cording to Chapin s wont, from the words of Christ:  He maketh
the rain to fall upon the just and the unjust, the evil and the
good.   The sermon dwelt on the catholicity of God s love, and 
of our power of imitating him.   This, Chapin said, was Christ s
ideal.   No barren goodness springing from a honesty-the-best-
policy-religion, no eye-for-eye, tooth-for-tooth code of morals
but a love for the evil-doer, a love for goodness for it s own
sake, even if it prove not the best policy   as it often does in
this world.  For a man s life may be, outwardly, the greatest
success, yet truly, the saddest of failures; and vice versa.
Christ s code of morality looked behind actions, at motives.  Be
ye good, as God, also, is good.    Writers have troubled them-
selves to define Man   Chapin inclined to do so as a being
who had to idea of perfection.    All creeds which based
Title:Thomas Butler Gunn Diaries, Volume Nine: page one hundred and four
Description:Describes a sermon by E. H. Chapin.
Subject:Banks, A.F.; Bellew, Frank; Books and reading; Chapin, E.H.; Gunn, Thomas Butler; Religion; Waud, Alfred
Coverage (City/State):New York, [New York]
Scan Date:2011-02-02


Title:Thomas Butler Gunn Diaries, Volume Nine
Description:Includes descriptions of boardinghouse living, a picnic at Hoboken with other New York artists and journalists, his drawing and writing work in New York, attending a lecture by Lola Montez, visits to James Parton and Fanny Fern and the Edwards family, a controversy over Fitz James O'Brien's story ''The Diamond Lens,'' artist Sol Eytinge's relationship with writer Allie Vernon, the suicide of writer Henry William Herbert, antics of the New York Bohemians, the interest of people living in his boarding house in spiritualism, a visit to his friend George Bolton's farm in Canada, a visit to Niagara Falls, and a scandal involving Harbormaster Willis Patten, who lives in his boarding house.
Subject:Boardinghouses; Bohemians; Farms; Gunn, Thomas Butler; Publishers and publishing; Suicide; Travel; Women
Coverage (City/State):New York, New York; Rochester, New York; Elmira, New York; Paris, Ontario, Canada

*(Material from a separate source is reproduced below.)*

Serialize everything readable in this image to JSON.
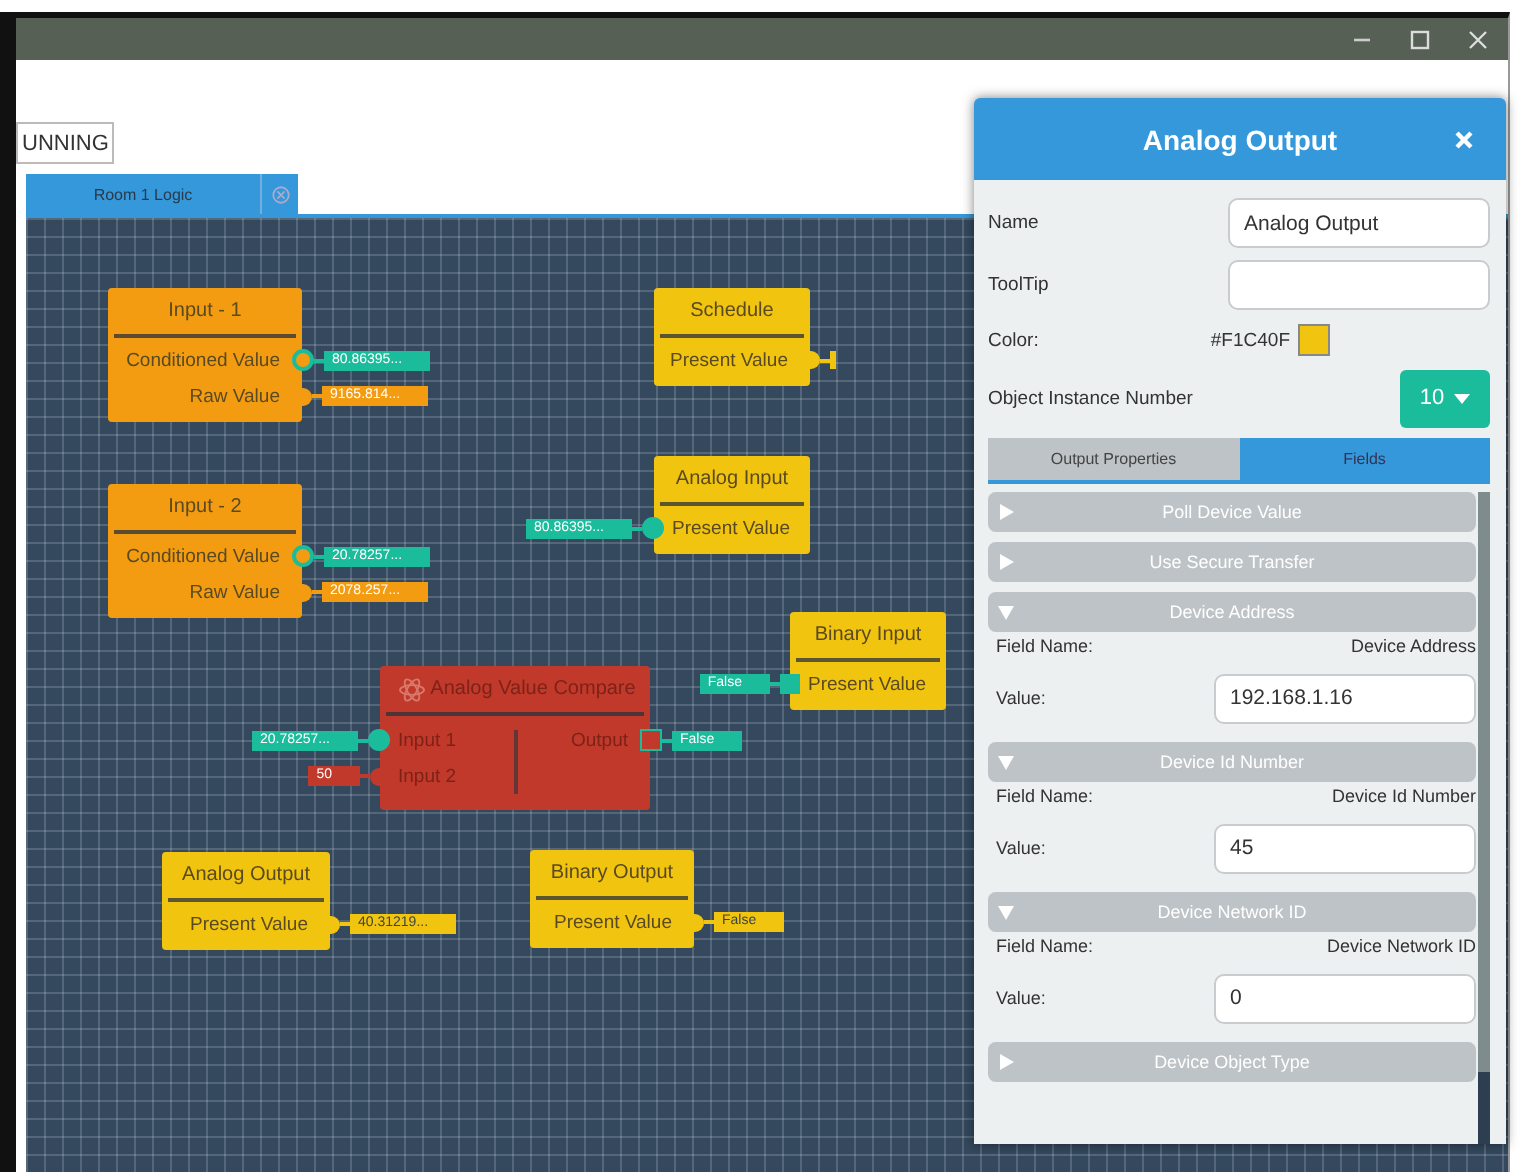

Note:Thomas Butler Gunn was born February 15, 1826, in Banbury, England, and came to New York in 1849. During the Civil War he worked as a correspondent for the New York Tribune and the New York Evening Post. He returned to England in 1863, and died in Birmingham in April 1903. The collection includes twenty-one volumes of his diaries, including newspaper clippings, letters, photographs, sketches, and various other items inserted by Gunn. Diary entries date from July 7, 1849, to April 7, 1863, and include his experiences with the New York publishing and literary world, his descriptions of boarding houses, his travels throughout the United States, and his experiences traveling with the Federal army as a Civil War correspondent.
Publisher:Missouri History Museum
Rights:Copyright 2011 Missouri History Museum.
Source:Page images, transcriptions, and metadata of the Thomas Butler Gunn diaries have been provided by the Missouri History Museum.